## YOUR OBJECTIVE
Nothing in the data may be changed; retype all of it.

## SUPPLIED RECORDS
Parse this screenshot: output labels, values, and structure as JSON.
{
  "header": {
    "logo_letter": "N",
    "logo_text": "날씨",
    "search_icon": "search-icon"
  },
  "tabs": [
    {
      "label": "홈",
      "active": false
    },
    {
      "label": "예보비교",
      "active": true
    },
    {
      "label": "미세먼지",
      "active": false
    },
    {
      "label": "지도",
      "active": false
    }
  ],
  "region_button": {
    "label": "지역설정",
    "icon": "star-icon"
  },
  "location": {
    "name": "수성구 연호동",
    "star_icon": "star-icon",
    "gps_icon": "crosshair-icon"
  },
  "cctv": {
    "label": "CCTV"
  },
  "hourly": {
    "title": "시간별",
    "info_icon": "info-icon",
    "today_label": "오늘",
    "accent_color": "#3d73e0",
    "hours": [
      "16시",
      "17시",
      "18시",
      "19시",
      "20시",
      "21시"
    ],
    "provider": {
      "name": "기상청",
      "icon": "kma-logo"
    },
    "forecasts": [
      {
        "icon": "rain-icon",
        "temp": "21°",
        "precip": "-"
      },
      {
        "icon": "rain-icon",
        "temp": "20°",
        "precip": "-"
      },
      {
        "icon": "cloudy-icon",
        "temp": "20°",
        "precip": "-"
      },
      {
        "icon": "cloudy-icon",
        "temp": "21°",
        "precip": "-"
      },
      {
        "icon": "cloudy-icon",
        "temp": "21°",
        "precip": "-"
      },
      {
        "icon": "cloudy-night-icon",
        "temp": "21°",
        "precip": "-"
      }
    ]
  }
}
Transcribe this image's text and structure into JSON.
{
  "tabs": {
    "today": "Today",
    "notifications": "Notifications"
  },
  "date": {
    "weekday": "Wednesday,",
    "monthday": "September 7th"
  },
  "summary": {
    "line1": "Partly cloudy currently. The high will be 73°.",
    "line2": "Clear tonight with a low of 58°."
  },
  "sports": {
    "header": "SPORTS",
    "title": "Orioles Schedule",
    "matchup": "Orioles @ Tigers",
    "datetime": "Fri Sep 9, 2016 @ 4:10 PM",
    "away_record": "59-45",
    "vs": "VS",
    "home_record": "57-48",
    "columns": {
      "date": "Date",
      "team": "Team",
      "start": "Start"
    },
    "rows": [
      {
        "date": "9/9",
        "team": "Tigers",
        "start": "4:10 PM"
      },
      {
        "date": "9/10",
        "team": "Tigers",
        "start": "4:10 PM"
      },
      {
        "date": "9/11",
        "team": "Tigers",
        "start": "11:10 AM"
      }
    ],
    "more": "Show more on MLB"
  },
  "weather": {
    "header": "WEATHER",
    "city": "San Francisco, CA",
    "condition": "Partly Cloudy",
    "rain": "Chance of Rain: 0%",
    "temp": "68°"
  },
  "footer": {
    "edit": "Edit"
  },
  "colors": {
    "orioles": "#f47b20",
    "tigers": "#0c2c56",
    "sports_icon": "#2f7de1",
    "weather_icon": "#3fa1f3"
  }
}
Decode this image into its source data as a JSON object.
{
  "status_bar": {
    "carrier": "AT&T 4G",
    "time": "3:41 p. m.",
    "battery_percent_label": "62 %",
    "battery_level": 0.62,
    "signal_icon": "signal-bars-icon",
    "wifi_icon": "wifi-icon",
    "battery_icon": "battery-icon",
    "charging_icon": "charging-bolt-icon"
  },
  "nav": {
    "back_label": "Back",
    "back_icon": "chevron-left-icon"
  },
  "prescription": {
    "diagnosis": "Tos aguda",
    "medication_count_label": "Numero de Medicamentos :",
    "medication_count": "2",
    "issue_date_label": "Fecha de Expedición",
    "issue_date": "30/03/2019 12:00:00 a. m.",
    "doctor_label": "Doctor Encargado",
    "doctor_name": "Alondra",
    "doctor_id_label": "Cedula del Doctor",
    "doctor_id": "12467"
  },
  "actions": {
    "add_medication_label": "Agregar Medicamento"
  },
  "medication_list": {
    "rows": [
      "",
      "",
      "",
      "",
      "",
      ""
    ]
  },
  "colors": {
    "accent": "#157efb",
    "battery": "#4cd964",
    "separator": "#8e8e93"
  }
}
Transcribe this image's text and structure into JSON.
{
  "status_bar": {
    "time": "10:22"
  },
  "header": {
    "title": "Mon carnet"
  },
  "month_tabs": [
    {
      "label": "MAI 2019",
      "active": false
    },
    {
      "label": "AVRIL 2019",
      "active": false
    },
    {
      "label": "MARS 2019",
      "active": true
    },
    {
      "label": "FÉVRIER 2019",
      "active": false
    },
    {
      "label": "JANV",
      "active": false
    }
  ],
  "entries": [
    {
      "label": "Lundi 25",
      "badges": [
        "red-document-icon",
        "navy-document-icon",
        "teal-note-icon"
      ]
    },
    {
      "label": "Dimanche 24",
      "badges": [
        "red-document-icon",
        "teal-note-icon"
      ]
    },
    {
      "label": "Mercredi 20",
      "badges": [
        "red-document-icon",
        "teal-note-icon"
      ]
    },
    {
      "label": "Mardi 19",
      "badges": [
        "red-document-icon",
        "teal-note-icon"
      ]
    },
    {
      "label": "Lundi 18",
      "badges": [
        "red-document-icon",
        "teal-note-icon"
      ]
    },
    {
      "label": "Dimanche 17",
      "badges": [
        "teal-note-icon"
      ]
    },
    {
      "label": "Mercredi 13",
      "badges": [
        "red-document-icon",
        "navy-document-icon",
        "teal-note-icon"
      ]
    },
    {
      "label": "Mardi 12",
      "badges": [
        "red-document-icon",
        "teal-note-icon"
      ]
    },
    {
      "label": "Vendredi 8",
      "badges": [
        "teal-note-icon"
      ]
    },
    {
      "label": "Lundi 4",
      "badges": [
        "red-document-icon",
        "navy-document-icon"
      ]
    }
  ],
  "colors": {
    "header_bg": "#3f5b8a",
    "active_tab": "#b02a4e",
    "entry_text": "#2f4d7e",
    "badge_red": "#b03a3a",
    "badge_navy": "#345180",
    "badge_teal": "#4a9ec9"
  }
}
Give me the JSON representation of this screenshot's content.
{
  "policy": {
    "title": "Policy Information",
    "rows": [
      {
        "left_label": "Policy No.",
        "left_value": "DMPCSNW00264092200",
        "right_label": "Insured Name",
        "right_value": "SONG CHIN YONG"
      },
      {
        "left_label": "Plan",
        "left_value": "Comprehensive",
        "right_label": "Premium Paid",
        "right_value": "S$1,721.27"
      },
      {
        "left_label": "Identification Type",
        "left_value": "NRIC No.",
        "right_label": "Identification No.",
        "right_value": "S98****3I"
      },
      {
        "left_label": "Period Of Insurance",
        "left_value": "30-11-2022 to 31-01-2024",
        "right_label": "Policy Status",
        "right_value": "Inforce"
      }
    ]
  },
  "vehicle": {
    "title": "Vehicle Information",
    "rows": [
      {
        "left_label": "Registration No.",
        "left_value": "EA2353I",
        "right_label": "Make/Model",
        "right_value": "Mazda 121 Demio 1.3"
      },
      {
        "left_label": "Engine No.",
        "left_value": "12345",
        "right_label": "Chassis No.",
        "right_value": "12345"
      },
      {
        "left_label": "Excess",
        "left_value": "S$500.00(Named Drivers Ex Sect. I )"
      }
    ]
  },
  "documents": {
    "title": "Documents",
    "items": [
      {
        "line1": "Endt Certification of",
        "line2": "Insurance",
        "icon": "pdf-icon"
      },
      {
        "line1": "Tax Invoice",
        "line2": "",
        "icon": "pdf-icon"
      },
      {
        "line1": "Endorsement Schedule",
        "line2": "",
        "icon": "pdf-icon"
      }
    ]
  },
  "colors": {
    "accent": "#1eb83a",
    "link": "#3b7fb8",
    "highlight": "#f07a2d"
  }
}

## RESULT OF THE TASK
Parse this screenshot: output labels, values, and structure as JSON.
{
  "header": {
    "logo_letter": "N",
    "logo_text": "날씨",
    "search_icon": "search-icon"
  },
  "tabs": [
    {
      "label": "홈",
      "active": false
    },
    {
      "label": "예보비교",
      "active": true
    },
    {
      "label": "미세먼지",
      "active": false
    },
    {
      "label": "지도",
      "active": false
    }
  ],
  "region_button": {
    "label": "지역설정",
    "icon": "star-icon"
  },
  "location": {
    "name": "수성구 연호동",
    "star_icon": "star-icon",
    "gps_icon": "crosshair-icon"
  },
  "cctv": {
    "label": "CCTV"
  },
  "hourly": {
    "title": "시간별",
    "info_icon": "info-icon",
    "today_label": "오늘",
    "accent_color": "#3d73e0",
    "hours": [
      "16시",
      "17시",
      "18시",
      "19시",
      "20시",
      "21시"
    ],
    "provider": {
      "name": "기상청",
      "icon": "kma-logo"
    },
    "forecasts": [
      {
        "icon": "rain-icon",
        "temp": "21°",
        "precip": "-"
      },
      {
        "icon": "rain-icon",
        "temp": "20°",
        "precip": "-"
      },
      {
        "icon": "cloudy-icon",
        "temp": "20°",
        "precip": "-"
      },
      {
        "icon": "cloudy-icon",
        "temp": "21°",
        "precip": "-"
      },
      {
        "icon": "cloudy-icon",
        "temp": "21°",
        "precip": "-"
      },
      {
        "icon": "cloudy-night-icon",
        "temp": "21°",
        "precip": "-"
      }
    ]
  }
}
Transcribe this image's text and structure into JSON.
{
  "tabs": {
    "today": "Today",
    "notifications": "Notifications"
  },
  "date": {
    "weekday": "Wednesday,",
    "monthday": "September 7th"
  },
  "summary": {
    "line1": "Partly cloudy currently. The high will be 73°.",
    "line2": "Clear tonight with a low of 58°."
  },
  "sports": {
    "header": "SPORTS",
    "title": "Orioles Schedule",
    "matchup": "Orioles @ Tigers",
    "datetime": "Fri Sep 9, 2016 @ 4:10 PM",
    "away_record": "59-45",
    "vs": "VS",
    "home_record": "57-48",
    "columns": {
      "date": "Date",
      "team": "Team",
      "start": "Start"
    },
    "rows": [
      {
        "date": "9/9",
        "team": "Tigers",
        "start": "4:10 PM"
      },
      {
        "date": "9/10",
        "team": "Tigers",
        "start": "4:10 PM"
      },
      {
        "date": "9/11",
        "team": "Tigers",
        "start": "11:10 AM"
      }
    ],
    "more": "Show more on MLB"
  },
  "weather": {
    "header": "WEATHER",
    "city": "San Francisco, CA",
    "condition": "Partly Cloudy",
    "rain": "Chance of Rain: 0%",
    "temp": "68°"
  },
  "footer": {
    "edit": "Edit"
  },
  "colors": {
    "orioles": "#f47b20",
    "tigers": "#0c2c56",
    "sports_icon": "#2f7de1",
    "weather_icon": "#3fa1f3"
  }
}
Decode this image into its source data as a JSON object.
{
  "status_bar": {
    "carrier": "AT&T 4G",
    "time": "3:41 p. m.",
    "battery_percent_label": "62 %",
    "battery_level": 0.62,
    "signal_icon": "signal-bars-icon",
    "wifi_icon": "wifi-icon",
    "battery_icon": "battery-icon",
    "charging_icon": "charging-bolt-icon"
  },
  "nav": {
    "back_label": "Back",
    "back_icon": "chevron-left-icon"
  },
  "prescription": {
    "diagnosis": "Tos aguda",
    "medication_count_label": "Numero de Medicamentos :",
    "medication_count": "2",
    "issue_date_label": "Fecha de Expedición",
    "issue_date": "30/03/2019 12:00:00 a. m.",
    "doctor_label": "Doctor Encargado",
    "doctor_name": "Alondra",
    "doctor_id_label": "Cedula del Doctor",
    "doctor_id": "12467"
  },
  "actions": {
    "add_medication_label": "Agregar Medicamento"
  },
  "medication_list": {
    "rows": [
      "",
      "",
      "",
      "",
      "",
      ""
    ]
  },
  "colors": {
    "accent": "#157efb",
    "battery": "#4cd964",
    "separator": "#8e8e93"
  }
}
Transcribe this image's text and structure into JSON.
{
  "status_bar": {
    "time": "10:22"
  },
  "header": {
    "title": "Mon carnet"
  },
  "month_tabs": [
    {
      "label": "MAI 2019",
      "active": false
    },
    {
      "label": "AVRIL 2019",
      "active": false
    },
    {
      "label": "MARS 2019",
      "active": true
    },
    {
      "label": "FÉVRIER 2019",
      "active": false
    },
    {
      "label": "JANV",
      "active": false
    }
  ],
  "entries": [
    {
      "label": "Lundi 25",
      "badges": [
        "red-document-icon",
        "navy-document-icon",
        "teal-note-icon"
      ]
    },
    {
      "label": "Dimanche 24",
      "badges": [
        "red-document-icon",
        "teal-note-icon"
      ]
    },
    {
      "label": "Mercredi 20",
      "badges": [
        "red-document-icon",
        "teal-note-icon"
      ]
    },
    {
      "label": "Mardi 19",
      "badges": [
        "red-document-icon",
        "teal-note-icon"
      ]
    },
    {
      "label": "Lundi 18",
      "badges": [
        "red-document-icon",
        "teal-note-icon"
      ]
    },
    {
      "label": "Dimanche 17",
      "badges": [
        "teal-note-icon"
      ]
    },
    {
      "label": "Mercredi 13",
      "badges": [
        "red-document-icon",
        "navy-document-icon",
        "teal-note-icon"
      ]
    },
    {
      "label": "Mardi 12",
      "badges": [
        "red-document-icon",
        "teal-note-icon"
      ]
    },
    {
      "label": "Vendredi 8",
      "badges": [
        "teal-note-icon"
      ]
    },
    {
      "label": "Lundi 4",
      "badges": [
        "red-document-icon",
        "navy-document-icon"
      ]
    }
  ],
  "colors": {
    "header_bg": "#3f5b8a",
    "active_tab": "#b02a4e",
    "entry_text": "#2f4d7e",
    "badge_red": "#b03a3a",
    "badge_navy": "#345180",
    "badge_teal": "#4a9ec9"
  }
}
Give me the JSON representation of this screenshot's content.
{
  "policy": {
    "title": "Policy Information",
    "rows": [
      {
        "left_label": "Policy No.",
        "left_value": "DMPCSNW00264092200",
        "right_label": "Insured Name",
        "right_value": "SONG CHIN YONG"
      },
      {
        "left_label": "Plan",
        "left_value": "Comprehensive",
        "right_label": "Premium Paid",
        "right_value": "S$1,721.27"
      },
      {
        "left_label": "Identification Type",
        "left_value": "NRIC No.",
        "right_label": "Identification No.",
        "right_value": "S98****3I"
      },
      {
        "left_label": "Period Of Insurance",
        "left_value": "30-11-2022 to 31-01-2024",
        "right_label": "Policy Status",
        "right_value": "Inforce"
      }
    ]
  },
  "vehicle": {
    "title": "Vehicle Information",
    "rows": [
      {
        "left_label": "Registration No.",
        "left_value": "EA2353I",
        "right_label": "Make/Model",
        "right_value": "Mazda 121 Demio 1.3"
      },
      {
        "left_label": "Engine No.",
        "left_value": "12345",
        "right_label": "Chassis No.",
        "right_value": "12345"
      },
      {
        "left_label": "Excess",
        "left_value": "S$500.00(Named Drivers Ex Sect. I )"
      }
    ]
  },
  "documents": {
    "title": "Documents",
    "items": [
      {
        "line1": "Endt Certification of",
        "line2": "Insurance",
        "icon": "pdf-icon"
      },
      {
        "line1": "Tax Invoice",
        "line2": "",
        "icon": "pdf-icon"
      },
      {
        "line1": "Endorsement Schedule",
        "line2": "",
        "icon": "pdf-icon"
      }
    ]
  },
  "colors": {
    "accent": "#1eb83a",
    "link": "#3b7fb8",
    "highlight": "#f07a2d"
  }
}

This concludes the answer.